WORK ORDER: Report every line of the records that contains the word "avatar".

TASK MATERIAL:
════════════════════

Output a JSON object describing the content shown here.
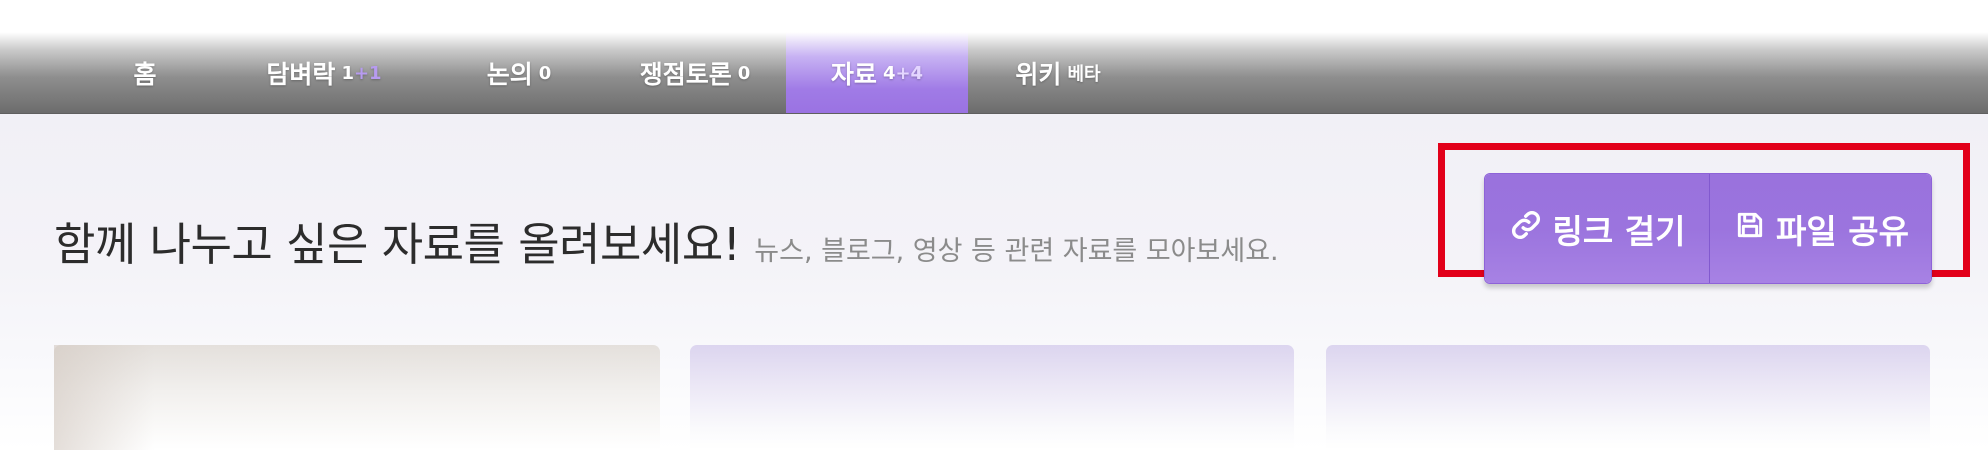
{
  "nav": {
    "tabs": [
      {
        "label": "홈",
        "count": "",
        "plus": "",
        "extra": ""
      },
      {
        "label": "담벼락",
        "count": "1",
        "plus": "+1",
        "extra": ""
      },
      {
        "label": "논의",
        "count": "0",
        "plus": "",
        "extra": ""
      },
      {
        "label": "쟁점토론",
        "count": "0",
        "plus": "",
        "extra": ""
      },
      {
        "label": "자료",
        "count": "4",
        "plus": "+4",
        "extra": ""
      },
      {
        "label": "위키",
        "count": "",
        "plus": "",
        "extra": "베타"
      }
    ],
    "active_tab": "자료"
  },
  "main": {
    "headline": "함께 나누고 싶은 자료를 올려보세요!",
    "subline": "뉴스, 블로그, 영상 등 관련 자료를 모아보세요."
  },
  "actions": {
    "link_label": "링크 걸기",
    "link_icon": "link-icon",
    "file_label": "파일 공유",
    "file_icon": "floppy-disk-icon"
  },
  "colors": {
    "accent": "#9b74de",
    "highlight": "#e2001a"
  }
}
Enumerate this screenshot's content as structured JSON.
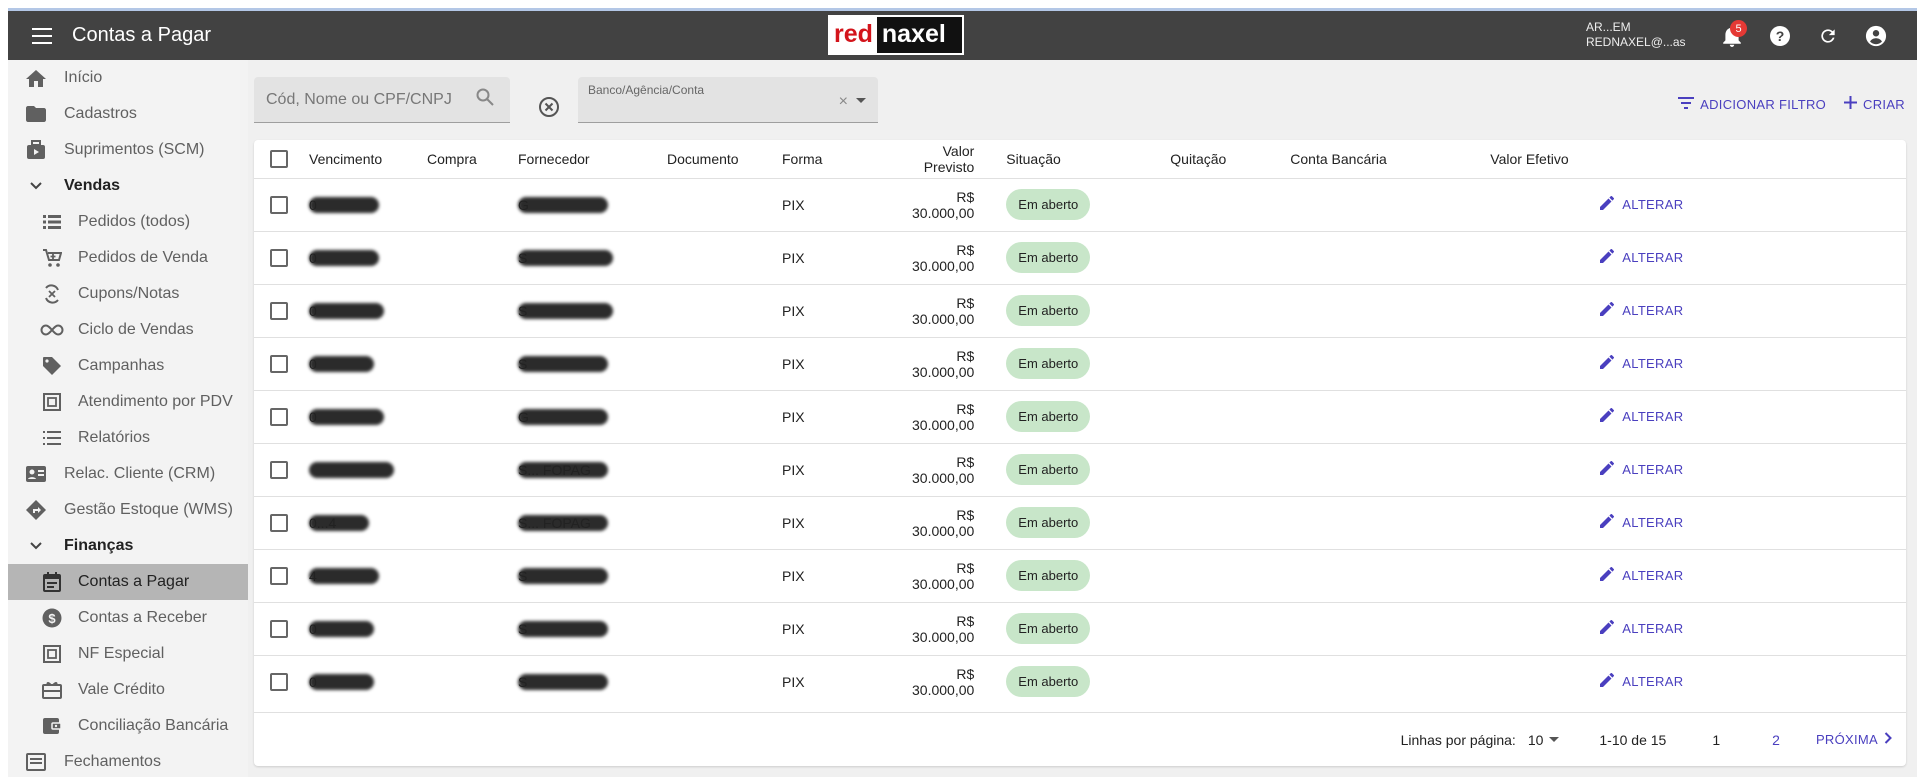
{
  "header": {
    "title": "Contas a Pagar",
    "logo_red": "red",
    "logo_rest": "naxel",
    "user_line1": "AR...EM",
    "user_line2": "REDNAXEL@...as",
    "notification_count": "5"
  },
  "sidebar": {
    "items": [
      {
        "label": "Início",
        "icon": "home-icon"
      },
      {
        "label": "Cadastros",
        "icon": "folder-icon"
      },
      {
        "label": "Suprimentos (SCM)",
        "icon": "supplies-icon"
      },
      {
        "label": "Vendas",
        "icon": "chevron-down-icon"
      },
      {
        "label": "Pedidos (todos)",
        "icon": "list-icon"
      },
      {
        "label": "Pedidos de Venda",
        "icon": "cart-icon"
      },
      {
        "label": "Cupons/Notas",
        "icon": "coupon-icon"
      },
      {
        "label": "Ciclo de Vendas",
        "icon": "infinity-icon"
      },
      {
        "label": "Campanhas",
        "icon": "tag-icon"
      },
      {
        "label": "Atendimento por PDV",
        "icon": "pdv-icon"
      },
      {
        "label": "Relatórios",
        "icon": "report-list-icon"
      },
      {
        "label": "Relac. Cliente (CRM)",
        "icon": "contact-card-icon"
      },
      {
        "label": "Gestão Estoque (WMS)",
        "icon": "directions-icon"
      },
      {
        "label": "Finanças",
        "icon": "chevron-down-icon"
      },
      {
        "label": "Contas a Pagar",
        "icon": "calendar-icon"
      },
      {
        "label": "Contas a Receber",
        "icon": "dollar-circle-icon"
      },
      {
        "label": "NF Especial",
        "icon": "document-box-icon"
      },
      {
        "label": "Vale Crédito",
        "icon": "gift-card-icon"
      },
      {
        "label": "Conciliação Bancária",
        "icon": "wallet-icon"
      },
      {
        "label": "Fechamentos",
        "icon": "list-alt-icon"
      }
    ]
  },
  "filters": {
    "search_placeholder": "Cód, Nome ou CPF/CNPJ",
    "bank_label": "Banco/Agência/Conta",
    "bank_clear": "×",
    "add_filter": "ADICIONAR FILTRO",
    "create": "CRIAR"
  },
  "table": {
    "columns": [
      "Vencimento",
      "Compra",
      "Fornecedor",
      "Documento",
      "Forma",
      "Valor Previsto",
      "Situação",
      "Quitação",
      "Conta Bancária",
      "Valor Efetivo"
    ],
    "rows": [
      {
        "vencimento": "0",
        "fornecedor": "G",
        "forma": "PIX",
        "valor": "R$ 30.000,00",
        "situacao": "Em aberto",
        "action": "ALTERAR"
      },
      {
        "vencimento": "0",
        "fornecedor": "S",
        "forma": "PIX",
        "valor": "R$ 30.000,00",
        "situacao": "Em aberto",
        "action": "ALTERAR"
      },
      {
        "vencimento": "0",
        "fornecedor": "S",
        "forma": "PIX",
        "valor": "R$ 30.000,00",
        "situacao": "Em aberto",
        "action": "ALTERAR"
      },
      {
        "vencimento": "0",
        "fornecedor": "S",
        "forma": "PIX",
        "valor": "R$ 30.000,00",
        "situacao": "Em aberto",
        "action": "ALTERAR"
      },
      {
        "vencimento": "0",
        "fornecedor": "G",
        "forma": "PIX",
        "valor": "R$ 30.000,00",
        "situacao": "Em aberto",
        "action": "ALTERAR"
      },
      {
        "vencimento": "",
        "fornecedor": "S... FOPAG",
        "forma": "PIX",
        "valor": "R$ 30.000,00",
        "situacao": "Em aberto",
        "action": "ALTERAR"
      },
      {
        "vencimento": "0...4",
        "fornecedor": "S... FOPAG",
        "forma": "PIX",
        "valor": "R$ 30.000,00",
        "situacao": "Em aberto",
        "action": "ALTERAR"
      },
      {
        "vencimento": "4",
        "fornecedor": "S",
        "forma": "PIX",
        "valor": "R$ 30.000,00",
        "situacao": "Em aberto",
        "action": "ALTERAR"
      },
      {
        "vencimento": "0",
        "fornecedor": "S",
        "forma": "PIX",
        "valor": "R$ 30.000,00",
        "situacao": "Em aberto",
        "action": "ALTERAR"
      },
      {
        "vencimento": "0",
        "fornecedor": "S",
        "forma": "PIX",
        "valor": "R$ 30.000,00",
        "situacao": "Em aberto",
        "action": "ALTERAR"
      }
    ]
  },
  "pagination": {
    "rows_per_page_label": "Linhas por página:",
    "rows_per_page": "10",
    "range": "1-10 de 15",
    "page1": "1",
    "page2": "2",
    "next": "PRÓXIMA"
  },
  "colors": {
    "topbar": "#424242",
    "accent": "#4a3fbf",
    "status_bg": "#c8e6c9",
    "active_nav": "#b5b5b5"
  }
}
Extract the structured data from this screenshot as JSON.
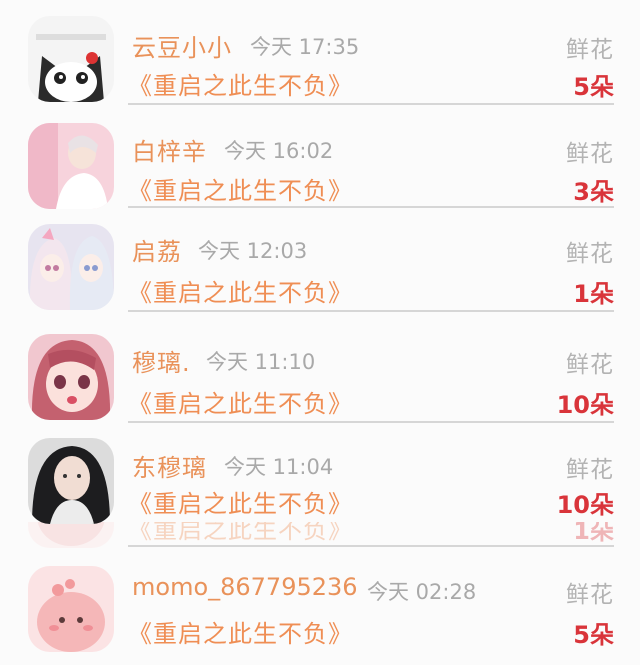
{
  "rows": [
    {
      "name": "云豆小小",
      "time": "今天 17:35",
      "title": "《重启之此生不负》",
      "gift": "鲜花",
      "count": "5朵",
      "avatar": "cat-avatar"
    },
    {
      "name": "白梓辛",
      "time": "今天 16:02",
      "title": "《重启之此生不负》",
      "gift": "鲜花",
      "count": "3朵",
      "avatar": "pink-girl-avatar"
    },
    {
      "name": "启荔",
      "time": "今天 12:03",
      "title": "《重启之此生不负》",
      "gift": "鲜花",
      "count": "1朵",
      "avatar": "anime-pair-avatar"
    },
    {
      "name": "穆璃.",
      "time": "今天 11:10",
      "title": "《重启之此生不负》",
      "gift": "鲜花",
      "count": "10朵",
      "avatar": "anime-girl-avatar"
    },
    {
      "name": "东穆璃",
      "time": "今天 11:04",
      "title": "《重启之此生不负》",
      "gift": "鲜花",
      "count": "10朵",
      "avatar": "photo-girl-avatar"
    },
    {
      "name": "",
      "time": "",
      "title": "《重启之此生不负》",
      "gift": "",
      "count": "1朵",
      "avatar": "pink-blob-avatar"
    },
    {
      "name": "momo_867795236",
      "time": "今天 02:28",
      "title": "《重启之此生不负》",
      "gift": "鲜花",
      "count": "5朵",
      "avatar": "pink-blob-avatar"
    }
  ]
}
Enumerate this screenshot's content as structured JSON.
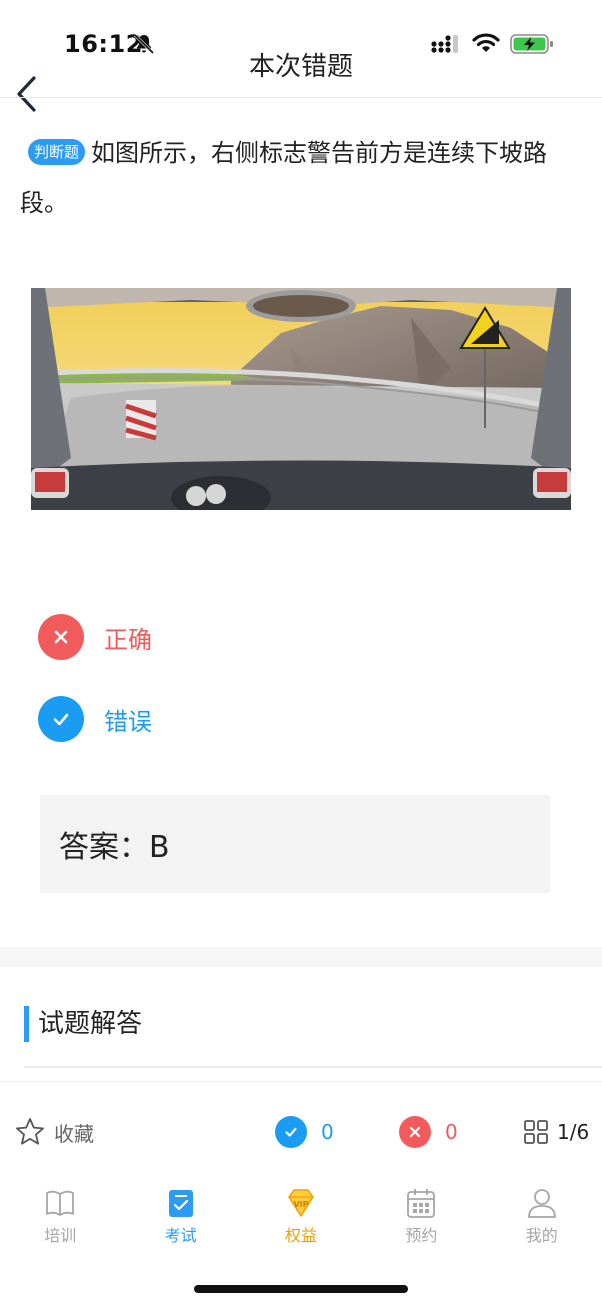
{
  "status_bar": {
    "time": "16:12"
  },
  "header": {
    "title": "本次错题"
  },
  "question": {
    "type_badge": "判断题",
    "text": "如图所示，右侧标志警告前方是连续下坡路段。"
  },
  "options": [
    {
      "label": "正确",
      "state": "wrong"
    },
    {
      "label": "错误",
      "state": "correct"
    }
  ],
  "answer": {
    "text": "答案：B"
  },
  "explanation": {
    "title": "试题解答"
  },
  "action_bar": {
    "favorite_label": "收藏",
    "correct_count": "0",
    "wrong_count": "0",
    "progress": "1/6"
  },
  "tabbar": {
    "items": [
      {
        "label": "培训",
        "icon": "book-icon"
      },
      {
        "label": "考试",
        "icon": "exam-icon"
      },
      {
        "label": "权益",
        "icon": "vip-diamond-icon"
      },
      {
        "label": "预约",
        "icon": "calendar-icon"
      },
      {
        "label": "我的",
        "icon": "person-icon"
      }
    ],
    "active": "考试"
  },
  "colors": {
    "accent_blue": "#1a9cf3",
    "error_red": "#f25b5b",
    "vip_gold": "#f0a000"
  }
}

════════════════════

SOLUTION TO THIS EXERCISE:
      "avatar": "cat-avatar"
      "avatar": "pink-girl-avatar"
      "avatar": "anime-pair-avatar"
      "avatar": "anime-girl-avatar"
      "avatar": "photo-girl-avatar"
      "avatar": "pink-blob-avatar"
      "avatar": "pink-blob-avatar"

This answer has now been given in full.